Lines below that include the word "value" should each be copied.
START Dataset records
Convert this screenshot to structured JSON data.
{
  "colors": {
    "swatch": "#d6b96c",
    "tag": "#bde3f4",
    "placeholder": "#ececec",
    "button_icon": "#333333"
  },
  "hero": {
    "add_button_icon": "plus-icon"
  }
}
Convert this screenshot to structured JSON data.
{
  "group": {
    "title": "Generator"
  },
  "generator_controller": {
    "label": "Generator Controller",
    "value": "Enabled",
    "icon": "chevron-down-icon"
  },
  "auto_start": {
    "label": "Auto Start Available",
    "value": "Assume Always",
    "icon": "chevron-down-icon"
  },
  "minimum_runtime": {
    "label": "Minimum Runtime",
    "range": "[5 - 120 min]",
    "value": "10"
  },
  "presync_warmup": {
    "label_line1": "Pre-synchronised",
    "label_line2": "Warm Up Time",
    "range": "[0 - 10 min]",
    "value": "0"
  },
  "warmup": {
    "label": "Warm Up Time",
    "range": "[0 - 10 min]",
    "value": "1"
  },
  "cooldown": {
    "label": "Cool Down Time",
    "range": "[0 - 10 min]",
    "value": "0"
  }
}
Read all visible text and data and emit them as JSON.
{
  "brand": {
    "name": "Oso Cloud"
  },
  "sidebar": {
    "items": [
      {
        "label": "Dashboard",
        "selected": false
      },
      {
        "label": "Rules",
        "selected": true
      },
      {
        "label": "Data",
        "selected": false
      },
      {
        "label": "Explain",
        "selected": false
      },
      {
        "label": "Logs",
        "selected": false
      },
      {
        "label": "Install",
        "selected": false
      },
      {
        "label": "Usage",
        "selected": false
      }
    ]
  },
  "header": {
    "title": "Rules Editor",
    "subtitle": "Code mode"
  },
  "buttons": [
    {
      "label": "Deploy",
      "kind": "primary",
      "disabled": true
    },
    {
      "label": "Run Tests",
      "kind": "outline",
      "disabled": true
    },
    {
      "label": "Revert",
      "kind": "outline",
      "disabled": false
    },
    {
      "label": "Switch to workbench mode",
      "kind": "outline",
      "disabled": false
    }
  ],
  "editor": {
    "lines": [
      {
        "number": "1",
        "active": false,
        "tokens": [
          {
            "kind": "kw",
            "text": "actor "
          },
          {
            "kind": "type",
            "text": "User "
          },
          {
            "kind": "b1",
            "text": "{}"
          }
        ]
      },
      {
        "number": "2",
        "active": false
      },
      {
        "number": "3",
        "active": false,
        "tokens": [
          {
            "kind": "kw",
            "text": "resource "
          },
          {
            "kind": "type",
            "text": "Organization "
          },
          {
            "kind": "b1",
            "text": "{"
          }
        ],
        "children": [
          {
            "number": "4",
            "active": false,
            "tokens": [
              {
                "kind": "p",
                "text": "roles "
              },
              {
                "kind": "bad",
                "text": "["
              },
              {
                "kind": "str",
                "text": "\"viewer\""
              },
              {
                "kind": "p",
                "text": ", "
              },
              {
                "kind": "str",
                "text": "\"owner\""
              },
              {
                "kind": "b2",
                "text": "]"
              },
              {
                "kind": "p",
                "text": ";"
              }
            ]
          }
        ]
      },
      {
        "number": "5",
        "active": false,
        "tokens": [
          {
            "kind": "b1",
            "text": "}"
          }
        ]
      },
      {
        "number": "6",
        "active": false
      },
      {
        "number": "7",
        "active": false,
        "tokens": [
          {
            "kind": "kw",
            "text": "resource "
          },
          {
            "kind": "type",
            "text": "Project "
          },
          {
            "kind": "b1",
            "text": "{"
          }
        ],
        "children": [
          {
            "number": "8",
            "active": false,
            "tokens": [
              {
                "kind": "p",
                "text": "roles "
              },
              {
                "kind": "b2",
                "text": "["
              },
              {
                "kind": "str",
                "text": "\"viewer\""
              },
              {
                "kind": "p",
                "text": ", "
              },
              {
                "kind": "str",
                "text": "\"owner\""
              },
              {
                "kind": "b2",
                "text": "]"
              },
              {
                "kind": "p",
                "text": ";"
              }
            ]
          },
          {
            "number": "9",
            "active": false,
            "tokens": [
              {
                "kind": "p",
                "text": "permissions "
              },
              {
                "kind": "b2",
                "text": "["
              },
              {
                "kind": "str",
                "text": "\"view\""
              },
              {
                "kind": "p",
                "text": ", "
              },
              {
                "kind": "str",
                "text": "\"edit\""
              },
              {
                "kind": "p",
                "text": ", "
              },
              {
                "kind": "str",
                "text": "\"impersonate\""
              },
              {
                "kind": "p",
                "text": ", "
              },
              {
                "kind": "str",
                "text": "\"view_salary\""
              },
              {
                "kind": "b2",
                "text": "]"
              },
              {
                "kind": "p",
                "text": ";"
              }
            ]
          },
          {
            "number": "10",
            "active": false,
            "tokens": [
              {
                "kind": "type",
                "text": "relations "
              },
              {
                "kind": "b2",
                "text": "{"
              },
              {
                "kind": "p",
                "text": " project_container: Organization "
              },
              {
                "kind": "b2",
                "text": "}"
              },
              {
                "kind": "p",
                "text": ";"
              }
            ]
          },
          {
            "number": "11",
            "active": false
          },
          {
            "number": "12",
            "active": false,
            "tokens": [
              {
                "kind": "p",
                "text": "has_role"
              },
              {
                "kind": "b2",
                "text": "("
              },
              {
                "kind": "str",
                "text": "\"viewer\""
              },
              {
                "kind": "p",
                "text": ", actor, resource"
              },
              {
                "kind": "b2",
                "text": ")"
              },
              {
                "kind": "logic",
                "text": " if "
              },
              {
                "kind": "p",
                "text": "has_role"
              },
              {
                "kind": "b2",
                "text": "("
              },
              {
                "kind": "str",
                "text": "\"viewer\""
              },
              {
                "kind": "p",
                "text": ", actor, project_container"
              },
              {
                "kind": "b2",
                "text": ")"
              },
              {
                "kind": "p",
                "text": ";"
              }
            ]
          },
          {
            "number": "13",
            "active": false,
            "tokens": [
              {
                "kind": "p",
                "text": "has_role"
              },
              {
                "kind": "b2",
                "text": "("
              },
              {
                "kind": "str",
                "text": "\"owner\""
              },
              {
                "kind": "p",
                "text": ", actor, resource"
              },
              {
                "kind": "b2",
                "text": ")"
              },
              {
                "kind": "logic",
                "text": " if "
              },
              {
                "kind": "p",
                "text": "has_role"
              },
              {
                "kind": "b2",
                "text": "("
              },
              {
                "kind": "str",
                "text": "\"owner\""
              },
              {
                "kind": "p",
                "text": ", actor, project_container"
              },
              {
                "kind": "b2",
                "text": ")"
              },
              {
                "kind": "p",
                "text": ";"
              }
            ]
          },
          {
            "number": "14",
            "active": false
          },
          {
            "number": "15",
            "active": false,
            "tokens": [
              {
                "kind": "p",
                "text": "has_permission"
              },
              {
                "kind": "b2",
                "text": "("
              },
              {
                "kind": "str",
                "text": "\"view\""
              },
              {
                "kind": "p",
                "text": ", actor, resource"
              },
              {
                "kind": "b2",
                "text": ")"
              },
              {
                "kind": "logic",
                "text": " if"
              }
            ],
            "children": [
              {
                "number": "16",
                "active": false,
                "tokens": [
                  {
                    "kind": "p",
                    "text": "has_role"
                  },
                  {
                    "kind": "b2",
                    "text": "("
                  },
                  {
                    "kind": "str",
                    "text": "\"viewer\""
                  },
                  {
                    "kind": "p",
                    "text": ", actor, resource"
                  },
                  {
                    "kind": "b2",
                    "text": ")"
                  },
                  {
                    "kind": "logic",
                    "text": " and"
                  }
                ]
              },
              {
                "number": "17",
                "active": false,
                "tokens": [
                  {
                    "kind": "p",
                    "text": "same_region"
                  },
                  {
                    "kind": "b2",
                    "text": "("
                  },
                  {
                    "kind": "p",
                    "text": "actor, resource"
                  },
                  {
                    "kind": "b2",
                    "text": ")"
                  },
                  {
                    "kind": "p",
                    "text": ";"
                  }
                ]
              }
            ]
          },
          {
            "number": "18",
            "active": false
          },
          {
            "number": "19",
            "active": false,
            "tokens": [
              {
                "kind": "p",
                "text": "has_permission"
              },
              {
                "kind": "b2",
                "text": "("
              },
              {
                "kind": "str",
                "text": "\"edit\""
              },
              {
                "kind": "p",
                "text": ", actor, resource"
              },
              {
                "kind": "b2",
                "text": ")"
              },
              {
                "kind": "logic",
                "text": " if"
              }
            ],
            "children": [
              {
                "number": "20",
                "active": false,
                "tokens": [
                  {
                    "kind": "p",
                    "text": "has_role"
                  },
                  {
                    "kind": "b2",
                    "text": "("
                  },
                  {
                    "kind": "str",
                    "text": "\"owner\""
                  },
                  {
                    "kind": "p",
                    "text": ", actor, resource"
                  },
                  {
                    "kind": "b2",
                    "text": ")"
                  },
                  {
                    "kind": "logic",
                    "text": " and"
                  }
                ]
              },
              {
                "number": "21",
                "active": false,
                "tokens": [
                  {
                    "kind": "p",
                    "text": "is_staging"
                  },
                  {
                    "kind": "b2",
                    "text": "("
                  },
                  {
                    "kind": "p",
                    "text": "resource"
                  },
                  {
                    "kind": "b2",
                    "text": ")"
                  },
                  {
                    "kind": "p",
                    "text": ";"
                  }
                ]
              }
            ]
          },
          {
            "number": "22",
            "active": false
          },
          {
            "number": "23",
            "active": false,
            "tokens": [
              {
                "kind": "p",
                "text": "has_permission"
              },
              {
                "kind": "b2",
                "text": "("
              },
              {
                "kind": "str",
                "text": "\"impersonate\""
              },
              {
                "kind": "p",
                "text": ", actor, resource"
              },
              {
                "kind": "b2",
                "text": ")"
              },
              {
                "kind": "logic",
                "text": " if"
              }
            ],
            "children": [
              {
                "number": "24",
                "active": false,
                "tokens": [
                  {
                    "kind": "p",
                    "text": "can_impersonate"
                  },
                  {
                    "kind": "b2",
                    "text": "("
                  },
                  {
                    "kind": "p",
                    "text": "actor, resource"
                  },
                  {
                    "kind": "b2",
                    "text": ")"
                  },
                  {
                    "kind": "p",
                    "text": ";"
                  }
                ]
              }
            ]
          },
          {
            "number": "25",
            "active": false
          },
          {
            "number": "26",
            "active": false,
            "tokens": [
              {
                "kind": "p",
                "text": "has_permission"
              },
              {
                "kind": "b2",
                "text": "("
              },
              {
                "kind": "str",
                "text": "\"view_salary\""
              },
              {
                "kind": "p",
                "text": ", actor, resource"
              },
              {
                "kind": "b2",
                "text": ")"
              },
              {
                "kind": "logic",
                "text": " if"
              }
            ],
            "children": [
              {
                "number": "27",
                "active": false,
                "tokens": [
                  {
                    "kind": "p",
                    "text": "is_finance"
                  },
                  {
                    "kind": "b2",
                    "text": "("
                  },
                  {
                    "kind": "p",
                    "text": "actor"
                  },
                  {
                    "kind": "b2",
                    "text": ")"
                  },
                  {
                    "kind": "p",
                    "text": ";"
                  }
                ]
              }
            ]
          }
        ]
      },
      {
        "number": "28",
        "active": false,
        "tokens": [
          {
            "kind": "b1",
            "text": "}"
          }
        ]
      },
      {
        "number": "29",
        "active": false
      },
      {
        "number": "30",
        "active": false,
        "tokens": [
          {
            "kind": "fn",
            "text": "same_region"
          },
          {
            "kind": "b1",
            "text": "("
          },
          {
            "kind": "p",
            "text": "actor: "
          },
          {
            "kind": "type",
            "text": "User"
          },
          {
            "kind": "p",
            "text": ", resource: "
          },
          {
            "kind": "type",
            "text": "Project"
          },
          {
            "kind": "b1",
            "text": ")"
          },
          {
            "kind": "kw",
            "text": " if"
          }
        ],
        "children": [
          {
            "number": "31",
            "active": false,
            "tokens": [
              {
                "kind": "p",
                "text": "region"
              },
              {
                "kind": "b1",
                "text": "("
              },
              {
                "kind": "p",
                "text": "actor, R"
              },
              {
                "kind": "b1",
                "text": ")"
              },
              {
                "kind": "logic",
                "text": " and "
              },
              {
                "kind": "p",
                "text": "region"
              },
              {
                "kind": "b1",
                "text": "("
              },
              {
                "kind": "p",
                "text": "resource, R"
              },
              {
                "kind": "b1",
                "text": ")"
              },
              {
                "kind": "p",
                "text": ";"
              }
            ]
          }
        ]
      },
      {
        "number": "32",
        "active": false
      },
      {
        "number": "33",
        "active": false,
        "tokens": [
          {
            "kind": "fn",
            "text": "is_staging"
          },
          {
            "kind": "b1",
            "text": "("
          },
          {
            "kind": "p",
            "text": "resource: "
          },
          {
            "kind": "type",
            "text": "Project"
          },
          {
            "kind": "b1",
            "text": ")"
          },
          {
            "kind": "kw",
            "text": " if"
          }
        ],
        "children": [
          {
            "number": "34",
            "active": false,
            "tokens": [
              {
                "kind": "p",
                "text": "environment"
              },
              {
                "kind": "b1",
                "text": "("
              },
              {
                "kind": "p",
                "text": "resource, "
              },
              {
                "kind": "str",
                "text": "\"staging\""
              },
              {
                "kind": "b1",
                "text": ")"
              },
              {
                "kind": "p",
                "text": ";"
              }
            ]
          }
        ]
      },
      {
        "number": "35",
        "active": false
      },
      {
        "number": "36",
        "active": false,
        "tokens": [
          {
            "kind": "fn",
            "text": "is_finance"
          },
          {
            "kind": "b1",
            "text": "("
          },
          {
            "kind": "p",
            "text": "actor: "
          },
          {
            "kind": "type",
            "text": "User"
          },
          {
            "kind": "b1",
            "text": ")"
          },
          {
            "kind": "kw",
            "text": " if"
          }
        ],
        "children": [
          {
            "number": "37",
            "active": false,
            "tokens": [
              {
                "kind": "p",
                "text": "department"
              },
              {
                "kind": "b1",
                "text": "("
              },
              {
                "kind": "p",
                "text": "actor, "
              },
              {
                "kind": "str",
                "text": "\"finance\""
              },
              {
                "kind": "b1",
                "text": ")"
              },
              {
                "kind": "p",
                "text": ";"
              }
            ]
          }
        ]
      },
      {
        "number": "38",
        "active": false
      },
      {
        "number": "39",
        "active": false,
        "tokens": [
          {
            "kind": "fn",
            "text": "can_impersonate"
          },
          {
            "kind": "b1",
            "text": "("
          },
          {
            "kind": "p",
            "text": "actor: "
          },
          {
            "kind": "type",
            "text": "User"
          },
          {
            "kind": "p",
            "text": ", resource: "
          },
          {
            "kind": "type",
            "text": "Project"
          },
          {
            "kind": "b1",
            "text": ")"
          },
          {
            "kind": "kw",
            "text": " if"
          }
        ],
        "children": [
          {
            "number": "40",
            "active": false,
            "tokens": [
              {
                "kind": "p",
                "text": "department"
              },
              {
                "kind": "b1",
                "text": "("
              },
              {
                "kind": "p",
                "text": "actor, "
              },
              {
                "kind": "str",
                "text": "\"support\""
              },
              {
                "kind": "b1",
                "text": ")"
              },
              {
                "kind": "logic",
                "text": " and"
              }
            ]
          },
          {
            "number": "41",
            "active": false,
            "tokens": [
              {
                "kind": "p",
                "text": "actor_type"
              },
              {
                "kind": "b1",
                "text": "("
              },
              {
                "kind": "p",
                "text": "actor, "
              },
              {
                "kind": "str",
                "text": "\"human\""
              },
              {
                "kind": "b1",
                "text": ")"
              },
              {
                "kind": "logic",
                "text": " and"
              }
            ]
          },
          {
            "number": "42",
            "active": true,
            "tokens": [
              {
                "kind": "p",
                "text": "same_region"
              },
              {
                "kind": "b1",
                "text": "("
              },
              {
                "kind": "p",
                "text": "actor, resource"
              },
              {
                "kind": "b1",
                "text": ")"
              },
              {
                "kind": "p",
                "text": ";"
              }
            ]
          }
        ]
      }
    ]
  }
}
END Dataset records
(Exercise solution):
    "value": "Enabled",
    "value": "Assume Always",
    "value": "10"
    "value": "0"
    "value": "1"
    "value": "0"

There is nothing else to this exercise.